What is copyright?
Copyright protects the original way in which facts or ideas are expressed, for example in writing, source code, a drawing, painting or photograph. Copyright does not protect the facts or ideas themselves. Nor does it protect names (e.g. geographical names, family names) or slogans (e.g. promotional campaigns).
To be protected by copyright, material/subject matter must be original and in material form (i.e. written down or recorded, not just an abstract thought or idea). Copyright covers materials created both in hard copy and electronic format.
Copyright does not protect ideas, so it does not prevent the independent creation by another person of an expression of a similar idea. For example, if you and another person both write an original essay about the same topic, copyright protects both essays.
The Copyright Act 1968 (Cth) (Copyright Act) divides copyright into:

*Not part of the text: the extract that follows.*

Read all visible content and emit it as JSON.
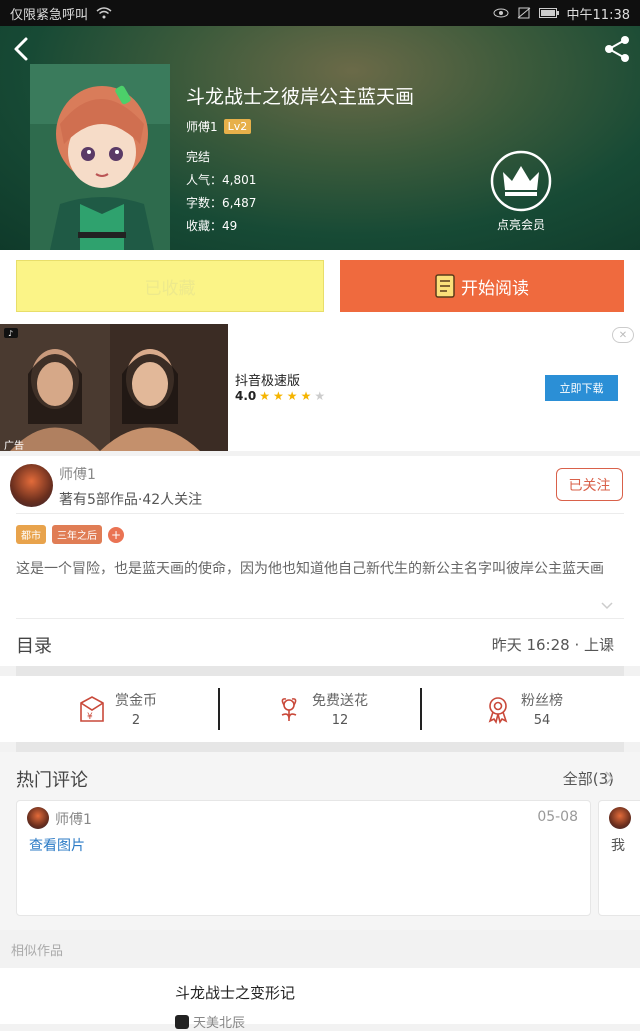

- literary works, such as books, articles, scripts and poems, and compilations, such as databases and directories
- artistic works, such as photographs, paintings, sculptures, maps and plans (note: 'artistic' for the purposes of copyright is just the title of the category. It does not imply an aesthetic quality. For example, for the purpose of copyright, there is no difference between a work by a critically acclaimed artist, such as Picasso, and that of a novice)
- dramatic and musical works
- subject matter other than works, including films, broadcasts, sound recordings and multimedia; and published editions (i.e. typographical arrangement of the work that is separate from the content of the work reproduced).
To be protected by copyright, the subject matter must be original and in material form (i.e. written down or recorded). Protection is automatic and copyright exists:
- for literary, dramatic, musical or artistic works - when it is first written down or reduced to material form. For example, handwritten text, drawing, painting, typing text in a Microsoft Word document, recording on a disc
- for a cinematograph film - when all the necessary things have been done for the production of the first copy of the film
- for a sound or television broadcast - when the broadcast is made from a place in Australia.
Duration of copyright
From 1 January 2005, the duration of protection for literary, dramatic, musical and artistic works is 70 years from the year of the author’s death, or the year of first publication after the author’s death. Other rules apply to other subject matter, including films, broadcasts, sound recordings, multimedia and published editions, and material for which copyright expired before 1 January 2005.
- The Australian Copyright Council is a non-profit organisation, partly funded by the Australia Council for the Arts. It supports a creative Australia through providing information and advice on copyright.
- The Department of Communications and the Arts provides information about copyright, including copyright duration.